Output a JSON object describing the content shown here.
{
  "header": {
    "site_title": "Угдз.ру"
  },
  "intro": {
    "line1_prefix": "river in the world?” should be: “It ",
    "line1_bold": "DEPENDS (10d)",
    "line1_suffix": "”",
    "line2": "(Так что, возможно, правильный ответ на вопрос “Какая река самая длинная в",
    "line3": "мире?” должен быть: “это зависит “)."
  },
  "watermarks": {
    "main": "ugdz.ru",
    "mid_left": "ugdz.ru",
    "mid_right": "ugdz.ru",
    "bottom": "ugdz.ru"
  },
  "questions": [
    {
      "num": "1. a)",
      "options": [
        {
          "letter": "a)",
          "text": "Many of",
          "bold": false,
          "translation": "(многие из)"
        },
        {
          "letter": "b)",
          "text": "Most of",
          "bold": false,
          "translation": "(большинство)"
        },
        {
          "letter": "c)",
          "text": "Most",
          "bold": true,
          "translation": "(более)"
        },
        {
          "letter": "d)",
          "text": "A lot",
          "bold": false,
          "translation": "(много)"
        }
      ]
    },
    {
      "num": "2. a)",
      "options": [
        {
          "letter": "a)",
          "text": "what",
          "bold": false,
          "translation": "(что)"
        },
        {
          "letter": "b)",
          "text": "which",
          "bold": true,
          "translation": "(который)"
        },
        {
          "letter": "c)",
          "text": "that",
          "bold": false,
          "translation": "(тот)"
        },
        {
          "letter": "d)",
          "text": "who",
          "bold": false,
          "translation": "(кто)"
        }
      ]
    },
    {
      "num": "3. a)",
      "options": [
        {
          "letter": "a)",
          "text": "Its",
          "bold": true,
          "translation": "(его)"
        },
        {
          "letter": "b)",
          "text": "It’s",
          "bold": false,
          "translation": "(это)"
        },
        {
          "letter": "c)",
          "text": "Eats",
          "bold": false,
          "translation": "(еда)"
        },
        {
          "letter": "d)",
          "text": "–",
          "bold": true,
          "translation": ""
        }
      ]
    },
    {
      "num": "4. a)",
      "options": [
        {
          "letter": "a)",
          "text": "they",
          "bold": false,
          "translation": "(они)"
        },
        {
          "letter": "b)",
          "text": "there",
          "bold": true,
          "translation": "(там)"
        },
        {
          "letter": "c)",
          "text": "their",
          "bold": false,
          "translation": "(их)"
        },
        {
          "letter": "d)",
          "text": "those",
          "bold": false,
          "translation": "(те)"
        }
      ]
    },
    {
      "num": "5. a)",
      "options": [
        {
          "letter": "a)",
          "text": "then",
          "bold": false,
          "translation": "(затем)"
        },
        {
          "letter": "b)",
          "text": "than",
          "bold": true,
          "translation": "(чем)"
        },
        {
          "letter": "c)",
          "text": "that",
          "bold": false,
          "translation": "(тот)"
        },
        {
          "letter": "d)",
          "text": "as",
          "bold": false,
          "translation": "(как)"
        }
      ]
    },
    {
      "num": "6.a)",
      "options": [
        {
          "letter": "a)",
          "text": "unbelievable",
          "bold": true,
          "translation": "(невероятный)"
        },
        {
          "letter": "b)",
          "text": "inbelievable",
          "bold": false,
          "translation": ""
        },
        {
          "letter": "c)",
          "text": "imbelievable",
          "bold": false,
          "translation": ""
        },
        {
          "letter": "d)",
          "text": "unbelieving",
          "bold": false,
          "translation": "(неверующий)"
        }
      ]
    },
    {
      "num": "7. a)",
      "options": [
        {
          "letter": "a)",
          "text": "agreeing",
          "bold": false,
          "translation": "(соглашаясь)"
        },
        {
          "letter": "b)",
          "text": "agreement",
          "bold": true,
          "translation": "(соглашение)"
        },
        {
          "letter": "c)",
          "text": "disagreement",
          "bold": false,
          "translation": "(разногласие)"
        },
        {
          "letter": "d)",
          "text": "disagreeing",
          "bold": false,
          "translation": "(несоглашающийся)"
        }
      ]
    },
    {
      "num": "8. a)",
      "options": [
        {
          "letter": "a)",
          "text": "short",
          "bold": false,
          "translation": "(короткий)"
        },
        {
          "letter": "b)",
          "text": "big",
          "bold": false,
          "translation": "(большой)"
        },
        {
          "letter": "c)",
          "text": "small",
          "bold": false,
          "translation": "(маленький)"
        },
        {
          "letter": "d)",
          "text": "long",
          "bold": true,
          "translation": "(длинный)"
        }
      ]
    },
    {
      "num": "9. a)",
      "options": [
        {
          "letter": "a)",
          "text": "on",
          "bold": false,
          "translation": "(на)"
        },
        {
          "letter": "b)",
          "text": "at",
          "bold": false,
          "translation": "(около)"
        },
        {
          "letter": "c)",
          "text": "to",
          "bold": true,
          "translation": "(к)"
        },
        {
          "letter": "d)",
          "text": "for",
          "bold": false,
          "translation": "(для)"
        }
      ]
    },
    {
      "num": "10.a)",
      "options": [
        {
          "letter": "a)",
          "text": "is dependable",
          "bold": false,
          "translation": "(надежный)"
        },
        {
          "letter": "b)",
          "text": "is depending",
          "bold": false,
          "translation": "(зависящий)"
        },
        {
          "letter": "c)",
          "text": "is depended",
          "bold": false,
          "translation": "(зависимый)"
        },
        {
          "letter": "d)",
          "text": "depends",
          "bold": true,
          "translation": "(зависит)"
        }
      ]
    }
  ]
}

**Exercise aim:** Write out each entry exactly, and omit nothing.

**Written solution:**
Output a JSON object describing the content shown here.
{
  "header": {
    "site_title": "Угдз.ру"
  },
  "intro": {
    "line1_prefix": "river in the world?” should be: “It ",
    "line1_bold": "DEPENDS (10d)",
    "line1_suffix": "”",
    "line2": "(Так что, возможно, правильный ответ на вопрос “Какая река самая длинная в",
    "line3": "мире?” должен быть: “это зависит “)."
  },
  "watermarks": {
    "main": "ugdz.ru",
    "mid_left": "ugdz.ru",
    "mid_right": "ugdz.ru",
    "bottom": "ugdz.ru"
  },
  "questions": [
    {
      "num": "1. a)",
      "options": [
        {
          "letter": "a)",
          "text": "Many of",
          "bold": false,
          "translation": "(многие из)"
        },
        {
          "letter": "b)",
          "text": "Most of",
          "bold": false,
          "translation": "(большинство)"
        },
        {
          "letter": "c)",
          "text": "Most",
          "bold": true,
          "translation": "(более)"
        },
        {
          "letter": "d)",
          "text": "A lot",
          "bold": false,
          "translation": "(много)"
        }
      ]
    },
    {
      "num": "2. a)",
      "options": [
        {
          "letter": "a)",
          "text": "what",
          "bold": false,
          "translation": "(что)"
        },
        {
          "letter": "b)",
          "text": "which",
          "bold": true,
          "translation": "(который)"
        },
        {
          "letter": "c)",
          "text": "that",
          "bold": false,
          "translation": "(тот)"
        },
        {
          "letter": "d)",
          "text": "who",
          "bold": false,
          "translation": "(кто)"
        }
      ]
    },
    {
      "num": "3. a)",
      "options": [
        {
          "letter": "a)",
          "text": "Its",
          "bold": true,
          "translation": "(его)"
        },
        {
          "letter": "b)",
          "text": "It’s",
          "bold": false,
          "translation": "(это)"
        },
        {
          "letter": "c)",
          "text": "Eats",
          "bold": false,
          "translation": "(еда)"
        },
        {
          "letter": "d)",
          "text": "–",
          "bold": true,
          "translation": ""
        }
      ]
    },
    {
      "num": "4. a)",
      "options": [
        {
          "letter": "a)",
          "text": "they",
          "bold": false,
          "translation": "(они)"
        },
        {
          "letter": "b)",
          "text": "there",
          "bold": true,
          "translation": "(там)"
        },
        {
          "letter": "c)",
          "text": "their",
          "bold": false,
          "translation": "(их)"
        },
        {
          "letter": "d)",
          "text": "those",
          "bold": false,
          "translation": "(те)"
        }
      ]
    },
    {
      "num": "5. a)",
      "options": [
        {
          "letter": "a)",
          "text": "then",
          "bold": false,
          "translation": "(затем)"
        },
        {
          "letter": "b)",
          "text": "than",
          "bold": true,
          "translation": "(чем)"
        },
        {
          "letter": "c)",
          "text": "that",
          "bold": false,
          "translation": "(тот)"
        },
        {
          "letter": "d)",
          "text": "as",
          "bold": false,
          "translation": "(как)"
        }
      ]
    },
    {
      "num": "6.a)",
      "options": [
        {
          "letter": "a)",
          "text": "unbelievable",
          "bold": true,
          "translation": "(невероятный)"
        },
        {
          "letter": "b)",
          "text": "inbelievable",
          "bold": false,
          "translation": ""
        },
        {
          "letter": "c)",
          "text": "imbelievable",
          "bold": false,
          "translation": ""
        },
        {
          "letter": "d)",
          "text": "unbelieving",
          "bold": false,
          "translation": "(неверующий)"
        }
      ]
    },
    {
      "num": "7. a)",
      "options": [
        {
          "letter": "a)",
          "text": "agreeing",
          "bold": false,
          "translation": "(соглашаясь)"
        },
        {
          "letter": "b)",
          "text": "agreement",
          "bold": true,
          "translation": "(соглашение)"
        },
        {
          "letter": "c)",
          "text": "disagreement",
          "bold": false,
          "translation": "(разногласие)"
        },
        {
          "letter": "d)",
          "text": "disagreeing",
          "bold": false,
          "translation": "(несоглашающийся)"
        }
      ]
    },
    {
      "num": "8. a)",
      "options": [
        {
          "letter": "a)",
          "text": "short",
          "bold": false,
          "translation": "(короткий)"
        },
        {
          "letter": "b)",
          "text": "big",
          "bold": false,
          "translation": "(большой)"
        },
        {
          "letter": "c)",
          "text": "small",
          "bold": false,
          "translation": "(маленький)"
        },
        {
          "letter": "d)",
          "text": "long",
          "bold": true,
          "translation": "(длинный)"
        }
      ]
    },
    {
      "num": "9. a)",
      "options": [
        {
          "letter": "a)",
          "text": "on",
          "bold": false,
          "translation": "(на)"
        },
        {
          "letter": "b)",
          "text": "at",
          "bold": false,
          "translation": "(около)"
        },
        {
          "letter": "c)",
          "text": "to",
          "bold": true,
          "translation": "(к)"
        },
        {
          "letter": "d)",
          "text": "for",
          "bold": false,
          "translation": "(для)"
        }
      ]
    },
    {
      "num": "10.a)",
      "options": [
        {
          "letter": "a)",
          "text": "is dependable",
          "bold": false,
          "translation": "(надежный)"
        },
        {
          "letter": "b)",
          "text": "is depending",
          "bold": false,
          "translation": "(зависящий)"
        },
        {
          "letter": "c)",
          "text": "is depended",
          "bold": false,
          "translation": "(зависимый)"
        },
        {
          "letter": "d)",
          "text": "depends",
          "bold": true,
          "translation": "(зависит)"
        }
      ]
    }
  ]
}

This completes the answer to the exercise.